7. Who is your professional role model?
Iranthi: Growing up I watched my father as a businessman. There were many things I knew I would do differently but it was through him where I knew that I’d want to get into business one day. Professionally, I would say Richard Branson. I read his autobiography as a teenager and that’s what made me say “this is it!”.
Jarkko: Yeah I have a classic one too which is Elon Musk. I enjoy the fact the he tries to break the borders, not minding the risks, he invests his money and he’s been on minus many times but he still figures it out.
8. You were originally based in Australia before coming over to London, what in your opinion makes Australia a good country for starting out?
Jarkko: The government has lots of perks for start-ups, for example R&D; where after each year you get 45% of your R&D budget back from the government, which I’ve never heard of in other countries. Australian cities are very far apart with 9 hours from to another so that’s a bit of an issue, but that also makes it a big community when you go into a city.
Iranthi: And every city works very differently to one another when it concerns support systems. They are supporting a great deal for social enterprises too.
9. Which tech trends are you most excited about?
Iranthi: Definitely VR! we were at the Slush conference in Finland last month and Finnair had this whole VR experience setup to test. I was able to walk on the wing on their new Airbus A350 through VR and it was amazing.

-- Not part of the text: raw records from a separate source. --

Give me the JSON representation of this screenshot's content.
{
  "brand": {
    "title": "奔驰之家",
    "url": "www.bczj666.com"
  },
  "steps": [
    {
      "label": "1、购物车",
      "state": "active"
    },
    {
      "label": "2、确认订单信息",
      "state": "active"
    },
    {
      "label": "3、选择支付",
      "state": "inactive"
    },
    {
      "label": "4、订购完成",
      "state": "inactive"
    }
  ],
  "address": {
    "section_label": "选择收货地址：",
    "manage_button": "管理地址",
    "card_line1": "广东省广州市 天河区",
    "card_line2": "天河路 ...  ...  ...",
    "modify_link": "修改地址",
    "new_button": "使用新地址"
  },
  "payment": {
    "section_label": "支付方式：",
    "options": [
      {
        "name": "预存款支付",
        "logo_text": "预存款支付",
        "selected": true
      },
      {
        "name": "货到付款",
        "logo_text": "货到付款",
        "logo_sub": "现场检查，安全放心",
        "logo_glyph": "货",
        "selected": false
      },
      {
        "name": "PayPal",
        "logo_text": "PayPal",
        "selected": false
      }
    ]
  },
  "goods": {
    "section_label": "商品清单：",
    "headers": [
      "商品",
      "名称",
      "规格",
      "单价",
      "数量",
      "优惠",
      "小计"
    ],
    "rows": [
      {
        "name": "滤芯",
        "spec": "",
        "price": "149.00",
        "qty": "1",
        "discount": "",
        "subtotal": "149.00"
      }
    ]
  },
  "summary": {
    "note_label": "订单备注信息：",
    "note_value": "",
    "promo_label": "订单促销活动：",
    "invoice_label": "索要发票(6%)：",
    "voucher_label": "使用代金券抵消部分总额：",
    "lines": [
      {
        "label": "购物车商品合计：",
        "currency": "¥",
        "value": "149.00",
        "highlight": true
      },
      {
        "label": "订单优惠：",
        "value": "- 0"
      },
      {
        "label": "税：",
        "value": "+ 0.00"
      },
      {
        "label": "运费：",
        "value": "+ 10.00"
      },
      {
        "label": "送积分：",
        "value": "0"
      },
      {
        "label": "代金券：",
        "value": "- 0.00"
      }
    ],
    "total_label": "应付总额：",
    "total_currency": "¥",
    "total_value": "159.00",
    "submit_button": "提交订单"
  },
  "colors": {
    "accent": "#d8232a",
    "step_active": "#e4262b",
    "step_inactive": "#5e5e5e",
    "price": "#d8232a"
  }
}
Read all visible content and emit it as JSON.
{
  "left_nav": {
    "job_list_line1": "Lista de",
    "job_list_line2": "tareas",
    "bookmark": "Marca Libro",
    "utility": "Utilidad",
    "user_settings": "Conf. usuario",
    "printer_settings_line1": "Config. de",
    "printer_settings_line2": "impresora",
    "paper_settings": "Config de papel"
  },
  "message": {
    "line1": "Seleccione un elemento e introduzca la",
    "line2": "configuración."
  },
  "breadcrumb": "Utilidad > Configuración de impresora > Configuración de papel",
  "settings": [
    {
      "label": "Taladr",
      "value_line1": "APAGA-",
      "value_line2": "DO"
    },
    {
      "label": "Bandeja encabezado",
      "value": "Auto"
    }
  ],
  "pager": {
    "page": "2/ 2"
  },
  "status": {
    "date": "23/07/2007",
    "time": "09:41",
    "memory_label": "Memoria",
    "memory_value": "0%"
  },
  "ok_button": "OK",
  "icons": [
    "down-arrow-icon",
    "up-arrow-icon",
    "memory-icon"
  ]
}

Slush 2016 was very focused on discussing VR and AR. It was incredible to hear about all the future developments they aim to do.
Jarkko: I would say Machine learning, like when you do something and it improves the platform on its own, that’s something I’m very excited about.
10. What are the top 3 qualities you look for in an employee?
Iranthi: Flexibility – being able to adapt to any situation, Optimism – it’s always nice to hear an employee say ‘yes’ rather than ‘I’m not sure’.
Lastly I would say opinionated, because I wouldn’t be hiring you if I didn’t think that you meet criteria to handle the job, your opinion matters.
Jarkko: When I look for people, I want them not to ask me everything. I want them to look at the bigger picture and get their own ideas in there, someone who takes initiative. Especially in a start-up because we don’t have the manpower to give tasks to everyone, we just say ‘this is the goal, let’s do it!’.
11. And finally, what is the one piece of advice you would give to an entrepreneur starting out?
Iranthi: I have heard so many people talk about what they want to do in life, some being great ideas and some not. Then the same people find out that someone else had created and turned that same idea into a success. Then those same people talk about how “this guy stole my idea”. No matter whatever it is, if you believe in it just give it a go. Get your idea validated, get started and adapt along the way. Also, don’t be shy and regret later. If you need help, ask for it. If you don’t ask, you don’t get.
Jarkko: Focus on one thing, I had an issue where we were thinking of four businesses at the same time. So now we are not running the other businesses, we are just a part of it, so just focusing on one thing and doing it at 100%.
Inventshift are looking to partner with more service based businesses so check out their website or contact Iranthi@inventshift.com to see how you can get involved!